Thursday, 25 February 2016 09:01 AM America/New_York

LorraineValk 2015Some key questions have come up as I have prepared this edition of “Ask Lorraine.” The following questions apply to just about any Christian retailer. See if you agree and let me know what your retail questions are!

How on Earth do I figure out how to reorder back stock?

Stock replenishment is the hardest and most vital part of your business. It needs your constant attention. Unmonitored, it can sink your ship. I ask myself these questions before reordering backlist books:

  • Did it sell in the last three months? How many sold in the last 12 months? It should be three or more to reorder.
  • Do distributors have the title in decent quantities? If not, perhaps the title is not a good seller.
  • Is it seasonal? Is there enough time to sell the book again before the season ends?
  • Is it a classic I am committed to carrying regularly?
  • Is it a title I should be reducing stock on anyway? Perhaps I don’t need multiple copies or I still have some in stock.
  • If the book is in a series, do I stock the rest of the series, or has it run its course?
  • Is the title in my current promotion or in a forthcoming promotion?
  • Is it a specialty book that fills a niche? Examples are grieving the loss of an infant in stillbirth or dealing with a prodigal child.

It takes a commitment of time, labor and dollars to carry books, so make them earn their shelf space.

Don’t accept the “one to show, one to go” philosophy. Fight for diversity. If you can afford to carry only 1,000 books, will your customer be more satisfied with 500 titles (two of each) or want 1,000 unique titles? If you reorder frequently (almost daily) from a distributor, you will not have many occasions when you are out of stock. Obviously, promoted and best-selling books are carried more deeply than singles.
The benefits of maintaining a tight inventory are:

  • Better cash flow. Keep the inventory dollars moving as quickly as possible.
  • Fewer returns to small vendors, saving labor and postage
  • Fresher inventory and available cash to invest in frontlist titles
  • The best selection for your customers
  • Profit. No kidding! A store with overall turns of 3 or more should be profitable (e.g., annual sales of $500,000, inventory of approximately $100,000 wholesale, 3 times turning inventory during any 12 months, 40 percent margin profit to cover reasonable overhead).

Use your computer as a tool, but don’t trust it to manage your inventory levels.
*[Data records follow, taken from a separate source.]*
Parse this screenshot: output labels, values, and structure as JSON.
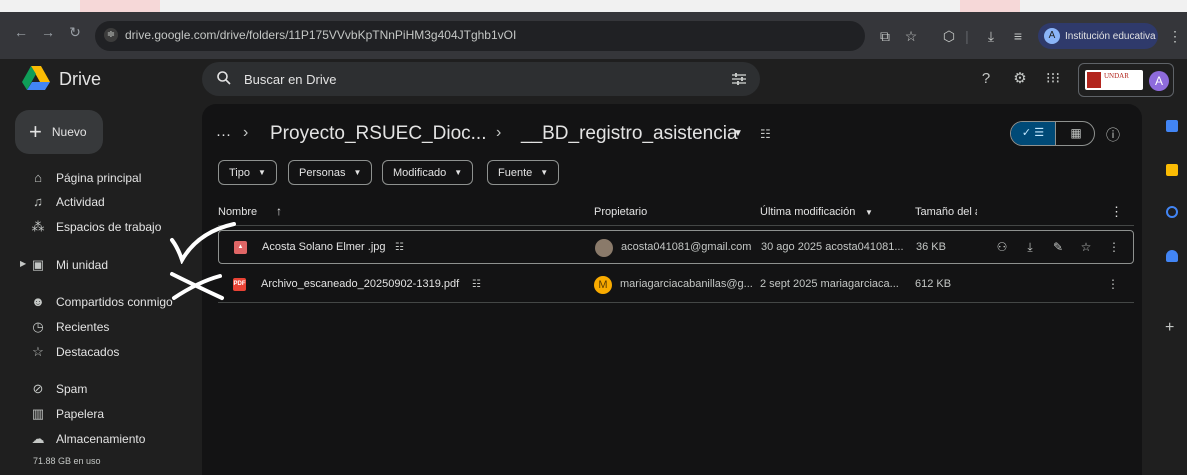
{
  "browser": {
    "url": "drive.google.com/drive/folders/11P175VVvbKpTNnPiHM3g404JTghb1vOI",
    "profile_initial": "A",
    "profile_name": "Institución educativa"
  },
  "app": {
    "title": "Drive",
    "search_placeholder": "Buscar en Drive",
    "org_logo_text": "UNDAR",
    "account_initial": "A"
  },
  "sidebar": {
    "new_label": "Nuevo",
    "items": [
      {
        "label": "Página principal",
        "icon": "home-icon"
      },
      {
        "label": "Actividad",
        "icon": "bell-icon"
      },
      {
        "label": "Espacios de trabajo",
        "icon": "workspaces-icon"
      },
      {
        "label": "Mi unidad",
        "icon": "drive-icon"
      },
      {
        "label": "Compartidos conmigo",
        "icon": "people-icon"
      },
      {
        "label": "Recientes",
        "icon": "clock-icon"
      },
      {
        "label": "Destacados",
        "icon": "star-icon"
      },
      {
        "label": "Spam",
        "icon": "spam-icon"
      },
      {
        "label": "Papelera",
        "icon": "trash-icon"
      },
      {
        "label": "Almacenamiento",
        "icon": "cloud-icon"
      }
    ],
    "storage_used": "71.88 GB en uso"
  },
  "breadcrumb": {
    "more": "···",
    "parent": "Proyecto_RSUEC_Dioc...",
    "current": "__BD_registro_asistencia"
  },
  "filters": [
    "Tipo",
    "Personas",
    "Modificado",
    "Fuente"
  ],
  "table": {
    "headers": {
      "name": "Nombre",
      "owner": "Propietario",
      "modified": "Última modificación",
      "size": "Tamaño del a"
    },
    "rows": [
      {
        "name": "Acosta Solano Elmer .jpg",
        "type": "image",
        "owner": "acosta041081@gmail.com",
        "modified": "30 ago 2025 acosta041081...",
        "size": "36 KB",
        "color": "#e06666"
      },
      {
        "name": "Archivo_escaneado_20250902-1319.pdf",
        "type": "pdf",
        "owner_initial": "M",
        "owner": "mariagarciacabanillas@g...",
        "modified": "2 sept 2025 mariagarciaca...",
        "size": "612 KB",
        "color": "#ea4335"
      }
    ]
  },
  "colors": {
    "accent": "#004a77",
    "background": "#131314"
  }
}
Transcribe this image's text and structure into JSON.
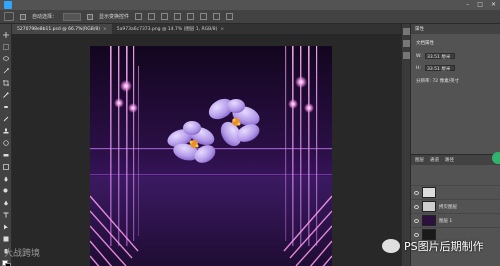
{
  "menubar": {
    "window_controls": [
      "–",
      "□",
      "✕"
    ]
  },
  "options_bar": {
    "auto_select_label": "自动选择：",
    "show_transform_label": "显示变换控件"
  },
  "tabs": [
    {
      "label": "5270798e8b11.psd @ 66.7%(RGB/8)",
      "active": true
    },
    {
      "label": "5a973a6c7373.png @ 14.7% (图层 1, RGB/8)",
      "active": false
    }
  ],
  "properties": {
    "title": "属性",
    "subtitle": "文档属性",
    "w_label": "W:",
    "w_value": "33.51 厘米",
    "h_label": "H:",
    "h_value": "33.51 厘米",
    "res_label": "分辨率: 72 像素/英寸"
  },
  "layers": {
    "tabs": [
      "图层",
      "通道",
      "路径"
    ],
    "rows": [
      {
        "name": "",
        "thumb": "#dcdcdc"
      },
      {
        "name": "拷贝图层",
        "thumb": "#cfcfcf"
      },
      {
        "name": "图层 1",
        "thumb": "#2b1040"
      },
      {
        "name": "",
        "thumb": "#1a1a1a"
      }
    ]
  },
  "watermark_left": "大战跨境",
  "watermark_right": "PS图片后期制作",
  "colors": {
    "accent": "#31a8ff",
    "canvas_bg": "#1c0a2e",
    "flower": "#b79be8",
    "flower_center": "#e8902a",
    "glow": "#ff9cf2"
  },
  "icons": [
    "ps-logo-icon",
    "move-tool-icon",
    "marquee-tool-icon",
    "lasso-tool-icon",
    "crop-tool-icon",
    "eyedropper-icon",
    "brush-icon",
    "eraser-icon",
    "type-tool-icon",
    "zoom-icon",
    "eye-icon"
  ]
}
It cannot distinguish between true best-sellers and quick trends.

What are the advantages of being part of a marketing group?

Making good use of other people’s talents is good business. Put key people in positions that match their natural bent and they will flourish, helping your store succeed. That said, it’s important to know your limitations. I personally don’t know anyone in this industry wearing only one hat. Marketing is difficult, and promoting a professional image to discriminating buyers is a real challenge. If marketing isn’t your strength, using a marketing group is vital, and even if it is your strength, marketing groups might serve your business well.

Marketing groups can offer better pricing because of the quantity of promotions and services they provide. They complement our businesses and have strong skills that make us look professional and current. They watch trends and the market in ways we cannot. Ultimately, marketing groups save us time and money because they are so good at what they do. If I were responsible for planning all my promotions, I wouldn’t drive traffic to my store as steadily as my marketing group is able to do. My marketing group also statistically analyzes which customers are most likely to respond to my marketing, and I would never have enough time to track that.

I’ve come to the realization that I cannot “do it all.” It was an easy decision for me to defer to the experts in my marketing group, allowing me to utilize my time on other pressing issues.

Is curb appeal important?

Absolutely! I would go so far as to say to scrape together $200 and do something to the front of your store today. First impressions matter. Buy a new shovel to keep the snow at bay (yes, I’m in Michigan), or Southerners, buy a new broom. Wash the windows and doors every day. Spruce up the paint and the trim; purchase a new rug; replace burned-out light bulbs; and get a new garbage can. Take down the curling and faded posters. Pretend Christian Retailing is coming for a visit today to take pictures for the magazine—and make your store photo-ready. You don’t get a second chance to make a first impression!